[Page and application data records]
········
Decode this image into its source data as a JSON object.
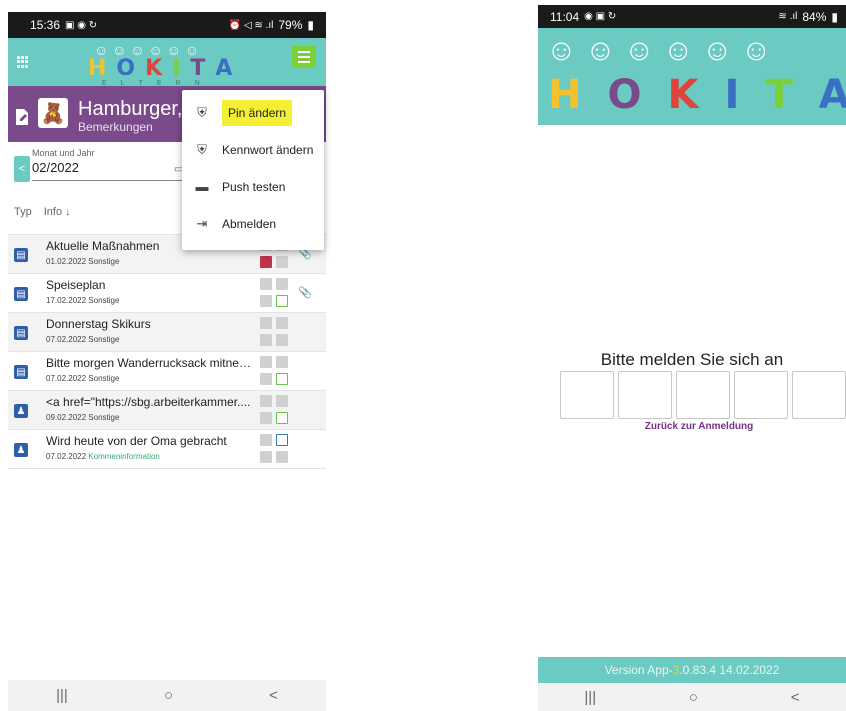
{
  "left": {
    "status": {
      "time": "15:36",
      "battery": "79%"
    },
    "logo": {
      "letters": [
        "H",
        "O",
        "K",
        "I",
        "T",
        "A"
      ],
      "colors": [
        "#f2c230",
        "#3b6fc4",
        "#e0433a",
        "#7bd03a",
        "#7a4a8a",
        "#3b6fc4"
      ],
      "sub": [
        "E",
        "L",
        "T",
        "E",
        "R",
        "N"
      ]
    },
    "child": {
      "name": "Hamburger, P",
      "subtitle": "Bemerkungen"
    },
    "filter": {
      "label": "Monat und Jahr",
      "value": "02/2022"
    },
    "columns": {
      "type": "Typ",
      "info": "Info"
    },
    "menu": [
      {
        "label": "Pin ändern",
        "icon": "shield-user-icon",
        "highlighted": true
      },
      {
        "label": "Kennwort ändern",
        "icon": "shield-icon",
        "highlighted": false
      },
      {
        "label": "Push testen",
        "icon": "chat-icon",
        "highlighted": false
      },
      {
        "label": "Abmelden",
        "icon": "logout-icon",
        "highlighted": false
      }
    ],
    "rows": [
      {
        "title": "Aktuelle Maßnahmen",
        "date": "01.02.2022",
        "category": "Sonstige",
        "attachment": true
      },
      {
        "title": "Speiseplan",
        "date": "17.02.2022",
        "category": "Sonstige",
        "attachment": true
      },
      {
        "title": "Donnerstag Skikurs",
        "date": "07.02.2022",
        "category": "Sonstige",
        "attachment": false
      },
      {
        "title": "Bitte morgen Wanderrucksack mitneh...",
        "date": "07.02.2022",
        "category": "Sonstige",
        "attachment": false
      },
      {
        "title": "<a href=\"https://sbg.arbeiterkammer....",
        "date": "09.02.2022",
        "category": "Sonstige",
        "attachment": false
      },
      {
        "title": "Wird heute von der Oma gebracht",
        "date": "07.02.2022",
        "category": "Kommeninformation",
        "attachment": false
      }
    ]
  },
  "right": {
    "status": {
      "time": "11:04",
      "battery": "84%"
    },
    "logo": {
      "letters": [
        "H",
        "O",
        "K",
        "I",
        "T",
        "A"
      ],
      "colors": [
        "#f2c230",
        "#7a4a8a",
        "#e0433a",
        "#3b6fc4",
        "#7bd03a",
        "#3b6fc4"
      ]
    },
    "login": {
      "title": "Bitte melden Sie sich an",
      "back_link": "Zurück zur Anmeldung"
    },
    "version": {
      "prefix": "Version App- ",
      "highlight": "3",
      "rest": ".0.83.4 14.02.2022"
    }
  },
  "nav": {
    "recent": "|||",
    "home": "○",
    "back": "<"
  }
}
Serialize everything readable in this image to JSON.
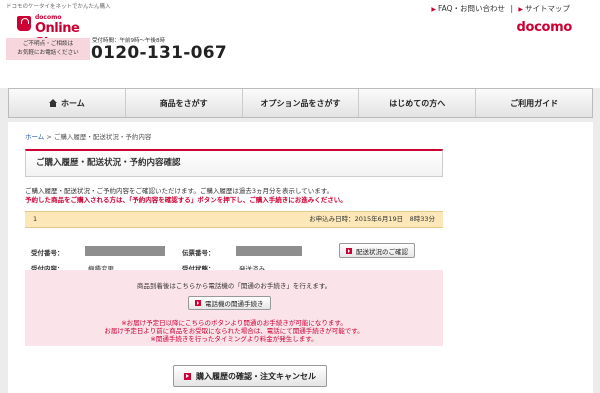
{
  "header": {
    "tagline": "ドコモのケータイをネットでかんたん購入",
    "logo_small": "docomo",
    "logo_big": "Online Shop",
    "links": [
      "FAQ・お問い合わせ",
      "サイトマップ"
    ],
    "brand": "docomo",
    "consult_line1": "ご不明点・ご相談は",
    "consult_line2": "お気軽にお電話ください",
    "hours": "受付時間：午前9時〜午後8時",
    "phone": "0120-131-067"
  },
  "nav": {
    "items": [
      "ホーム",
      "商品をさがす",
      "オプション品をさがす",
      "はじめての方へ",
      "ご利用ガイド"
    ]
  },
  "breadcrumb": {
    "home": "ホーム",
    "sep": ">",
    "current": "ご購入履歴・配送状況・予約内容"
  },
  "page": {
    "title": "ご購入履歴・配送状況・予約内容確認",
    "intro": "ご購入履歴・配送状況・ご予約内容をご確認いただけます。ご購入履歴は過去3ヵ月分を表示しています。",
    "notice": "予約した商品をご購入される方は、「予約内容を確認する」ボタンを押下し、ご購入手続きにお進みください。"
  },
  "order": {
    "number": "1",
    "date": "お申込み日時：2015年6月19日　8時33分",
    "reception_label": "受付番号：",
    "slip_label": "伝票番号：",
    "content_label": "受付内容：",
    "content_value": "機種変更",
    "status_label": "受付状態：",
    "status_value": "発送済み",
    "delivery_button": "配送状況のご確認"
  },
  "panel": {
    "line1": "商品到着後はこちらから電話機の「開通のお手続き」を行えます。",
    "activate_button": "電話機の開通手続き",
    "red1": "※お届け予定日以降にこちらのボタンより開通のお手続きが可能になります。",
    "red2": "お届け予定日より前に商品をお受取になられた場合は、電話にて開通手続きが可能です。",
    "red3": "※開通手続きを行ったタイミングより料金が発生します。"
  },
  "footer_button": "購入履歴の確認・注文キャンセル",
  "colors": {
    "accent": "#cc0033",
    "order_bar": "#fbe7b7",
    "panel": "#fbe3ea"
  }
}
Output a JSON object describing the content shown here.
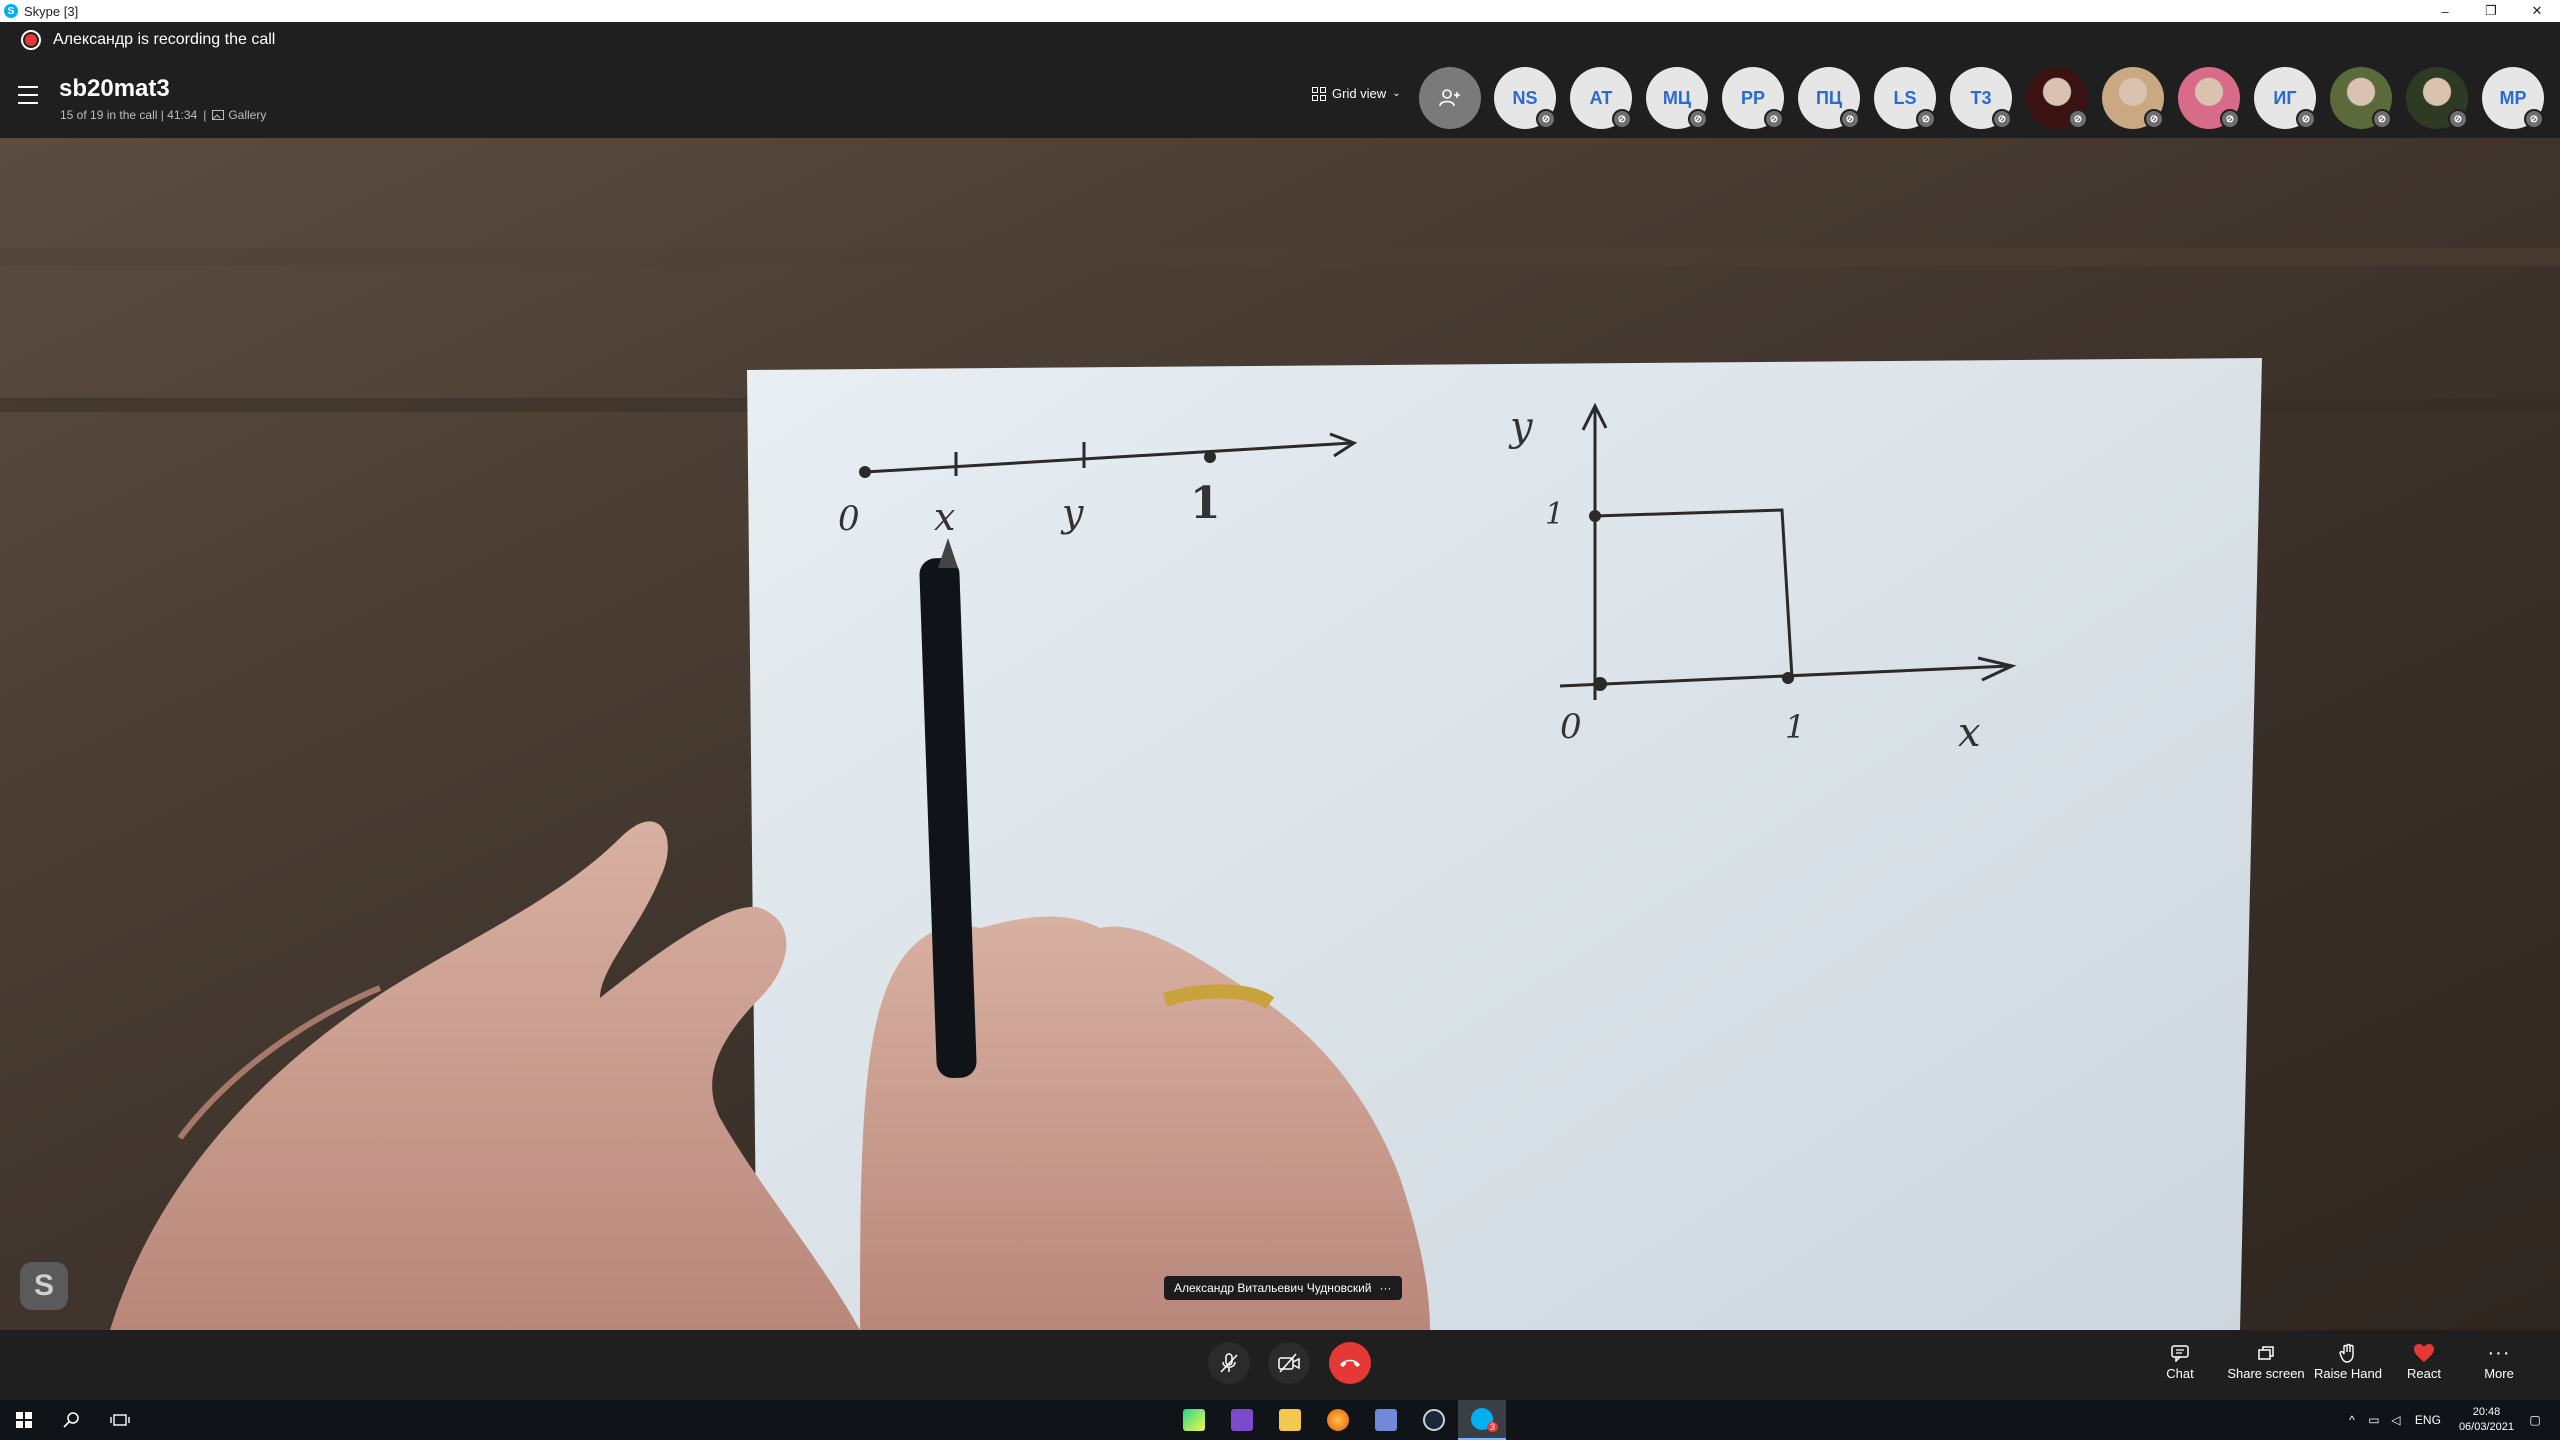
{
  "window": {
    "title": "Skype [3]",
    "controls": {
      "minimize": "–",
      "restore": "❐",
      "close": "✕"
    }
  },
  "recording": {
    "text": "Александр is recording the call"
  },
  "call": {
    "title": "sb20mat3",
    "status": "15 of 19 in the call | 41:34",
    "separator": "|",
    "gallery_label": "Gallery",
    "view_label": "Grid view",
    "participants": [
      {
        "initials": "NS",
        "type": "initials"
      },
      {
        "initials": "AT",
        "type": "initials"
      },
      {
        "initials": "МЦ",
        "type": "initials"
      },
      {
        "initials": "PP",
        "type": "initials"
      },
      {
        "initials": "ПЦ",
        "type": "initials"
      },
      {
        "initials": "LS",
        "type": "initials"
      },
      {
        "initials": "T3",
        "type": "initials"
      },
      {
        "initials": "",
        "type": "photo",
        "color": "#3a1212"
      },
      {
        "initials": "",
        "type": "photo",
        "color": "#c9a882"
      },
      {
        "initials": "",
        "type": "photo",
        "color": "#d86a8a"
      },
      {
        "initials": "ИГ",
        "type": "initials"
      },
      {
        "initials": "",
        "type": "photo",
        "color": "#5a6a3a"
      },
      {
        "initials": "",
        "type": "photo",
        "color": "#2f3a24"
      },
      {
        "initials": "MP",
        "type": "initials"
      }
    ]
  },
  "video": {
    "speaker": "Александр Витальевич Чудновский",
    "speaker_more": "···",
    "badge": "S",
    "sketch_labels": {
      "line_zero": "0",
      "line_x": "x",
      "line_y": "y",
      "line_one": "1",
      "axis_y": "y",
      "axis_one_y": "1",
      "axis_zero": "0",
      "axis_one_x": "1",
      "axis_x": "x"
    }
  },
  "controls": {
    "chat": "Chat",
    "share": "Share screen",
    "raise": "Raise Hand",
    "react": "React",
    "more": "More"
  },
  "taskbar": {
    "lang": "ENG",
    "time": "20:48",
    "date": "06/03/2021",
    "skype_badge": "3"
  },
  "colors": {
    "accent": "#2a6ad4",
    "end_call": "#e53935",
    "react_heart": "#e53935"
  }
}
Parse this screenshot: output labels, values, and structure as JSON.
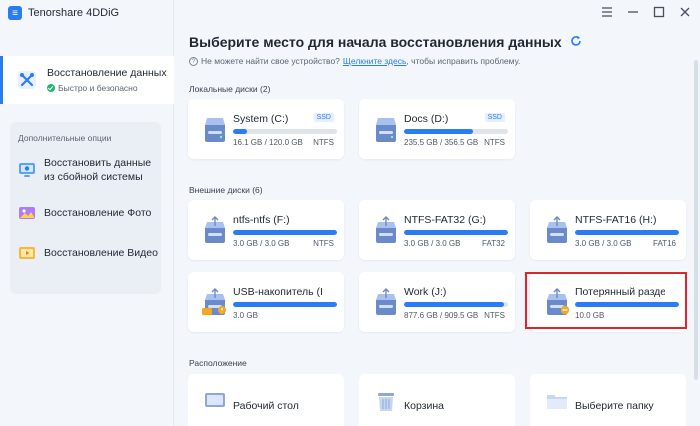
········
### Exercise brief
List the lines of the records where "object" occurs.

### Solved exercise
Decode this image into its source data as a JSON object.
Output a JSON object describing the content shown here.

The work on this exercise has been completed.